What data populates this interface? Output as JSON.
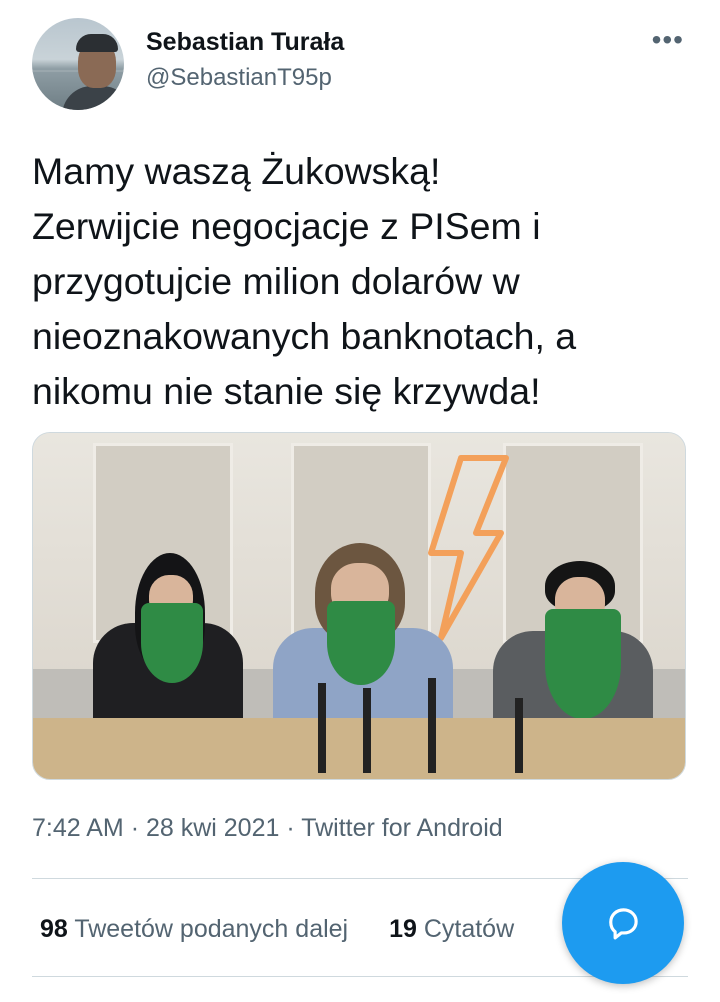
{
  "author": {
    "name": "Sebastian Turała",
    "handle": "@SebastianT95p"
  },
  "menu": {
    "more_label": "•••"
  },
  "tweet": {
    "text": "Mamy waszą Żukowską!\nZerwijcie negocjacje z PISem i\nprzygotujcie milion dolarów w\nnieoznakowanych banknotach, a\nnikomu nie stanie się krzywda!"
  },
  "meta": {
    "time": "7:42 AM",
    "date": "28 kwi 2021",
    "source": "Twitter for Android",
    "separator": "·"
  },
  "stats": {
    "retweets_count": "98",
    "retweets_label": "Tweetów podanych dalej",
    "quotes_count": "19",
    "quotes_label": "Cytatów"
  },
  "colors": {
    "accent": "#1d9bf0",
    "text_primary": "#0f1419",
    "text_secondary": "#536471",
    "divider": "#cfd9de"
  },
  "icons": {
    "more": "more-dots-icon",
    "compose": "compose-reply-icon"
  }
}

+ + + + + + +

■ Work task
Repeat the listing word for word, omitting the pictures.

■ Exercise result
What data populates this interface? Output as JSON.
{
  "author": {
    "name": "Sebastian Turała",
    "handle": "@SebastianT95p"
  },
  "menu": {
    "more_label": "•••"
  },
  "tweet": {
    "text": "Mamy waszą Żukowską!\nZerwijcie negocjacje z PISem i\nprzygotujcie milion dolarów w\nnieoznakowanych banknotach, a\nnikomu nie stanie się krzywda!"
  },
  "meta": {
    "time": "7:42 AM",
    "date": "28 kwi 2021",
    "source": "Twitter for Android",
    "separator": "·"
  },
  "stats": {
    "retweets_count": "98",
    "retweets_label": "Tweetów podanych dalej",
    "quotes_count": "19",
    "quotes_label": "Cytatów"
  },
  "colors": {
    "accent": "#1d9bf0",
    "text_primary": "#0f1419",
    "text_secondary": "#536471",
    "divider": "#cfd9de"
  },
  "icons": {
    "more": "more-dots-icon",
    "compose": "compose-reply-icon"
  }
}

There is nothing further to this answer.